W&M celebrates NAACP's 100th anniversary

  • Centennial celebrationNubia Dickerson ('09) sings "Lift Ev'ry Voice and Sing" during the NAACP centennial celebration, held in the Wren Building Jan. 12. The event marked the 100th anniversary of the founding of the nation's oldest civil rights organization.

    Photo by Stephen Salpukas

    Centennial celebration
  • Centennial celebrationStudents hold hands during the NAACP centennial celebration event in the Wren Building.

    Photo by Stephen Salpukas

    Centennial celebration
  • Centennial celebrationStudent Assembly President Valerie Hopkins ('09) rings the Wren Bell during the event. William & Mary President Taylor Reveley and the presidents of the College's multicultural student organizations took turns ringing the bell the mark the anniversary.

    Photo by Stephen Salpukas

    Centennial celebration
  • Centennial celebrationApproximately 50 people from the William and Mary community participated in the event, including the presidents of the College's multicultural student organizations, pictured here with William & Mary President Taylor Reveley. The event was part of a nationwide, year-long celebration in honor of the NAACP.

    Photo by Stephen Salpukas

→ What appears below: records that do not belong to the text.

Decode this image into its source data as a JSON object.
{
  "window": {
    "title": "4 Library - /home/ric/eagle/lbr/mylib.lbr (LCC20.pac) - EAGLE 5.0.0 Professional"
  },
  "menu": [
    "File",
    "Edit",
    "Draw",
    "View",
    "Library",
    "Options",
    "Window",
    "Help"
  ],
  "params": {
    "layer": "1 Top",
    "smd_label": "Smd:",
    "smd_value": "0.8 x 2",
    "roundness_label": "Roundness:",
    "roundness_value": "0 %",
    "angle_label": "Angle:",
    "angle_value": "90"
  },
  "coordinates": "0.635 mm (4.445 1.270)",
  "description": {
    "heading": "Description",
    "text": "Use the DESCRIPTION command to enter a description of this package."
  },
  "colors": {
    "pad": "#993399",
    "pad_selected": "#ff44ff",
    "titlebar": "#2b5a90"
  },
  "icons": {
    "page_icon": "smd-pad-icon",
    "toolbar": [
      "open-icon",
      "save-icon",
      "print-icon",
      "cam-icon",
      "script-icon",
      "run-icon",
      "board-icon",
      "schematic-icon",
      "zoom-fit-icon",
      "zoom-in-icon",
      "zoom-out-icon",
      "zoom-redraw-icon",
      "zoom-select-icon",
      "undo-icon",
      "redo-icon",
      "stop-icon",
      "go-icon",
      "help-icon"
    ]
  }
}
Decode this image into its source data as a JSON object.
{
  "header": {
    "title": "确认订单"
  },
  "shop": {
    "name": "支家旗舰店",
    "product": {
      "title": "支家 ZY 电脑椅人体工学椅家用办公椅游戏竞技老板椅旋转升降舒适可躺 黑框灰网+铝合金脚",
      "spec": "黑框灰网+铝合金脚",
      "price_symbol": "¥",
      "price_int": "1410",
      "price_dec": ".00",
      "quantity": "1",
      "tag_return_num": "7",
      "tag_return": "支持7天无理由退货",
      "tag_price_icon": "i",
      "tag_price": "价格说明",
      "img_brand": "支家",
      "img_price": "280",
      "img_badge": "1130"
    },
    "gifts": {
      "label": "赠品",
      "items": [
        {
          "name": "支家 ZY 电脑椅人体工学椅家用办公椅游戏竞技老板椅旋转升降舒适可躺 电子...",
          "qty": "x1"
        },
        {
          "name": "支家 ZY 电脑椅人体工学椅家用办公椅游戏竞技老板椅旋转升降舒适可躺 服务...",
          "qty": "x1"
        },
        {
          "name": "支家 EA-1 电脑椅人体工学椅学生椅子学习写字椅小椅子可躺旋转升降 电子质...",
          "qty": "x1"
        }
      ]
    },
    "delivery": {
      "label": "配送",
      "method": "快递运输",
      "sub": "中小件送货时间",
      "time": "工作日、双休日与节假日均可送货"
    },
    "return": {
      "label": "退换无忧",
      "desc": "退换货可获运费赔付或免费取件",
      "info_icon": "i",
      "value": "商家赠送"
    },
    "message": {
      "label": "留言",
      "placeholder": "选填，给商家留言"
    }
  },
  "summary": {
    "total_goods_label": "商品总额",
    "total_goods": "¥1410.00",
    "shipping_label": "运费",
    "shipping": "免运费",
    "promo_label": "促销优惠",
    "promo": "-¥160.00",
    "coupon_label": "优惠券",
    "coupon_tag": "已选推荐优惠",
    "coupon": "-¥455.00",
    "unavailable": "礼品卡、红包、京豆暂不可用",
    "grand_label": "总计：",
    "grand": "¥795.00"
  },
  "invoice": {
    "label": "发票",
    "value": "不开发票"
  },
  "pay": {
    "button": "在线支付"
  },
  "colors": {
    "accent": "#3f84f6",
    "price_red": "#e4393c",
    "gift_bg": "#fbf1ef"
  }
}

    Centennial celebration
Students, faculty and staff members from various cultural backgrounds joined hands in the second floor of the Wren building Thursday night and celebrated a century of progress made by nation's oldest civil rights organization.

The group gathered to commemorate the 100th anniversary of the founding of the National Association for the Advancement of Colored People (NAACP). Organized by the William & Mary student chapter of the NAACP, the event was part of the nation-wide, year-long celebration of the organization, which advocates for civil rights and monitors equal opportunity.

"It's hard to imagine the change that's occurred in the United States over the last 100 years -- even over the last 50 or 25 years or since Inauguration Day in January," said William & Mary President Taylor Reveley. "I think the NAACP has been one of the driving forces of that change. The good it's done is staggering."

Along with Reveley, about 50 members of the William & Mary community participated in the event, including William & Mary NAACP President Justin Reid ('09), Associate Provost for Enrollment Earl Granger, Interim Assistant Director of Multicultural Student Affairs Valerie Brown, Student Assembly President Valerie Hopkins ('09) and the presidents of various campus multicultural organizations.

To mark 100th anniversary, Reveley and the student presidents took turns ringing the Wren Bell. It was the first time that Reveley, who became president of the College in September, has ever rung the bell.

After the bell-ringing, the attendees joined hands and listened as Nubia Dickerson ('09) sang "Lift Ev'ry Voice and Sing."

"The NAACP is the reason I and countless others are able to attend the College today," said Reid in a press release. "On this special occasion we celebrate 100 years of progress both at William and Mary and across the nation."

The William & Mary NAACP, which celebrates its 15th anniversary this year, hoped that the event not only marked the centennial, but inspired students to "to recommit themselves to striking down the barriers that still exist," according to the release.

Sophomore Kathleen Brower came to the commemoration to both celebrate the anniversary and meet members of the organizations represented there so she can get more involved on campus.

"Obviously, I believe in equality and I believe in everything the NAACP believes in, and that's why I'm here today, to be in solidarity with everyone here," she said.

The William & Mary NAACP will again celebrate the centennial with a dance in the late spring after the College's annual Image Awards.